• Alloiococcus otitidis Gramfärbung 1000x

    © LG1
  • Alloiococcus otitidis
    Kolonie < 1mm

    © LG1

Kurzinformation:Alloiococcus otitidis

Arten nur eine Art: A. otitidis

Bekannte Infektionen Wurde bei chronischer Otitis media als ein möglicher Erreger vermutet. Wird aktuell eher als Besiedler der Gehörgänge diskutiert (Leskinen et al 2004).

Empfindlichkeiten u. Therapie Therapie mit Vancomycin, resistent auf Erythromycine und Co-Trimoxazol. Resistenzen auf beta-Lactam Antibiotika vorhanden.

Systematik Gehört zu den aeroben, grampositiven Kokken, Katalase positiv. Verlängerte Bebrütung (bis zu 5 Tage) ist nötig um die Keime aerob zu kultivieren.

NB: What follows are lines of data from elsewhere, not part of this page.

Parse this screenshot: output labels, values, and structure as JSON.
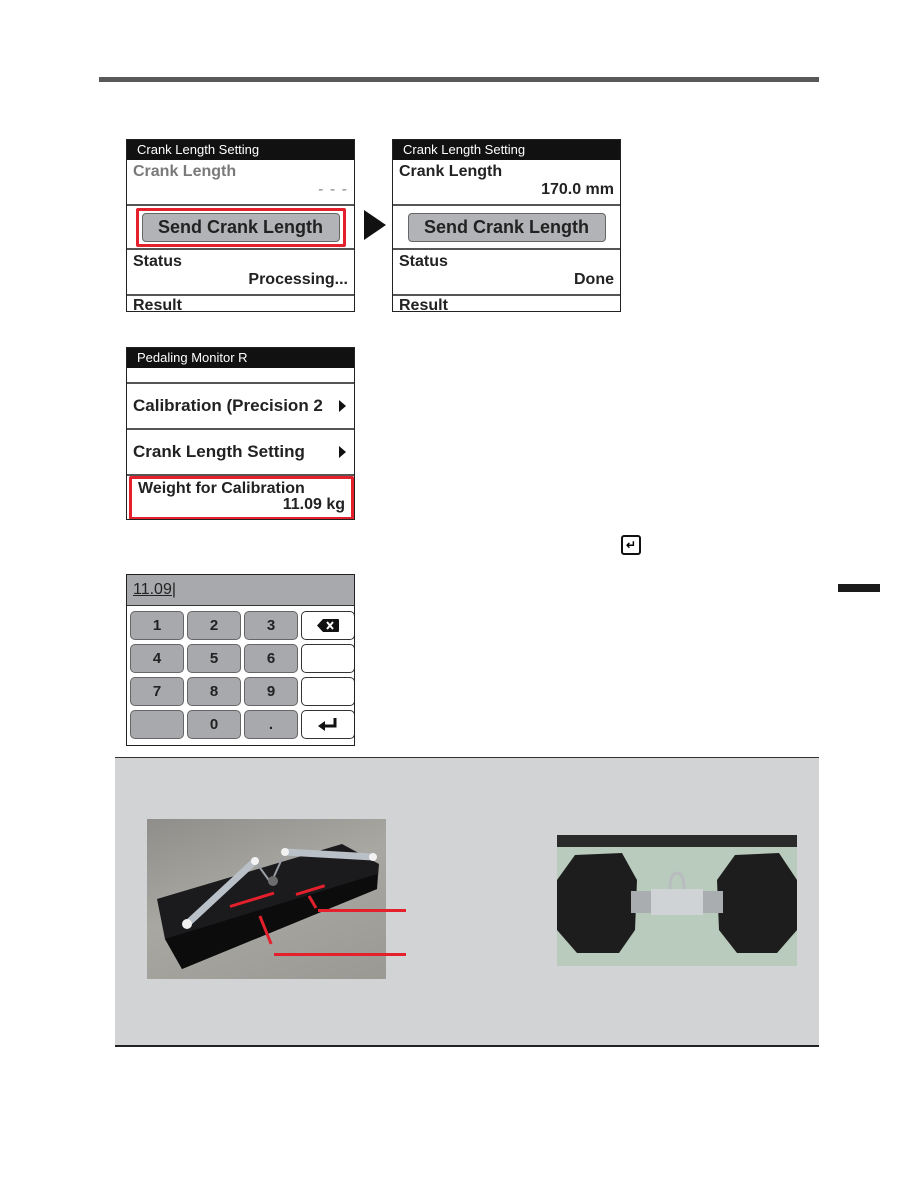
{
  "screens": {
    "crank_before": {
      "title": "Crank Length Setting",
      "crank_length_label": "Crank Length",
      "crank_length_value": "- - -",
      "send_button": "Send Crank Length",
      "status_label": "Status",
      "status_value": "Processing...",
      "result_label": "Result"
    },
    "crank_after": {
      "title": "Crank Length Setting",
      "crank_length_label": "Crank Length",
      "crank_length_value": "170.0 mm",
      "send_button": "Send Crank Length",
      "status_label": "Status",
      "status_value": "Done",
      "result_label": "Result"
    },
    "pedaling_menu": {
      "title": "Pedaling Monitor R",
      "items": [
        {
          "label": "Calibration (Precision 2"
        },
        {
          "label": "Crank Length Setting"
        }
      ],
      "weight_label": "Weight for Calibration",
      "weight_value": "11.09 kg"
    },
    "keypad": {
      "input_value": "11.09",
      "keys": [
        "1",
        "2",
        "3",
        "backspace",
        "4",
        "5",
        "6",
        "",
        "7",
        "8",
        "9",
        "",
        "",
        "0",
        ".",
        "enter"
      ]
    }
  },
  "icons": {
    "transition": "arrow-right-icon",
    "enter": "enter-key-icon",
    "backspace": "backspace-icon"
  },
  "colors": {
    "highlight": "#e3202c",
    "note_bg": "#d1d3d4",
    "key_gray": "#a7a9ac"
  }
}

Literatur AGUIRRE (M.) and COLLINS (M.D.): Phylogenetic analysis of Alloiococcus otitis gen. nov., sp. nov., an organism from human middle ear fluid. Int. J. Syst. Bacteriol., 1992, 42, 79-83.
Hendolin et al. (1999). High incidence of Alloiococcus otitis in otitis media with effusion. Pediatr. infect. Dis. J. 18, 860-865. - Faden, H., Dryja, D. (1989). Recovery of a unique bacterial organism in human middle ear fluid and its possible role in chronic otitis media. J. clin. Microbiol. 27, 2488-2491. - Aguirre, M., Collins, M.D. (1992). Development of a polymerase chain reaction-probe test for identification of Alliococcus otitis. J. clin. Microbiol. 30, 2177-2180


Leskinen K; Hendolin P; Virolainen-Julkunen A; Ylikoski J; Jero J in
International journal of pediatric otorhinolaryngology, Vol. 68 (1), p: 51-6 (2004)
Alloiococcus otitidis in acute otitis media:
OBJECTIVE: The bacterium Alloiococcus otitidis has been found to be associated with otitis media with effusion (OME). When the culture method is used, its detection rate is low, whereas applying the polymerase chain reaction (PCR) yields significantly higher frequencies. This study was carried out to investigate the incidence of A. otitidis in children with acute otitis media (AOM). METHODS: Multiplex PCR was used to detect A. otitidis together with Haemophilus influenzae, Moraxella catarrhalis, and Streptococcus pneumoniae in the middle ear effusions (MEEs) of 118 children with AOM. The clinical outcome of AOM and the bacterial findings of MEEs were compared. RESULTS: A. otitidis was detected in 25% (30 of 118) of the tested MEE samples. Children over 2 years of age had significantly more often A. otitidis-positive MEEs (37%; 22 of 59) than younger children (14%; 8 of 59) (chi-square test, P<0.01). There were no significant differences in the duration, clinical failures (after antibiotic treatment), or number of recurrences of AOM between the A. otitidis-positive and A. otitidis-negative children. CONCLUSIONS: A. otitidis is found from the MEEs of AOM. The present data suggest that it has no clinical significance in AOM, and it does not increase the risk of developing OME after AOM.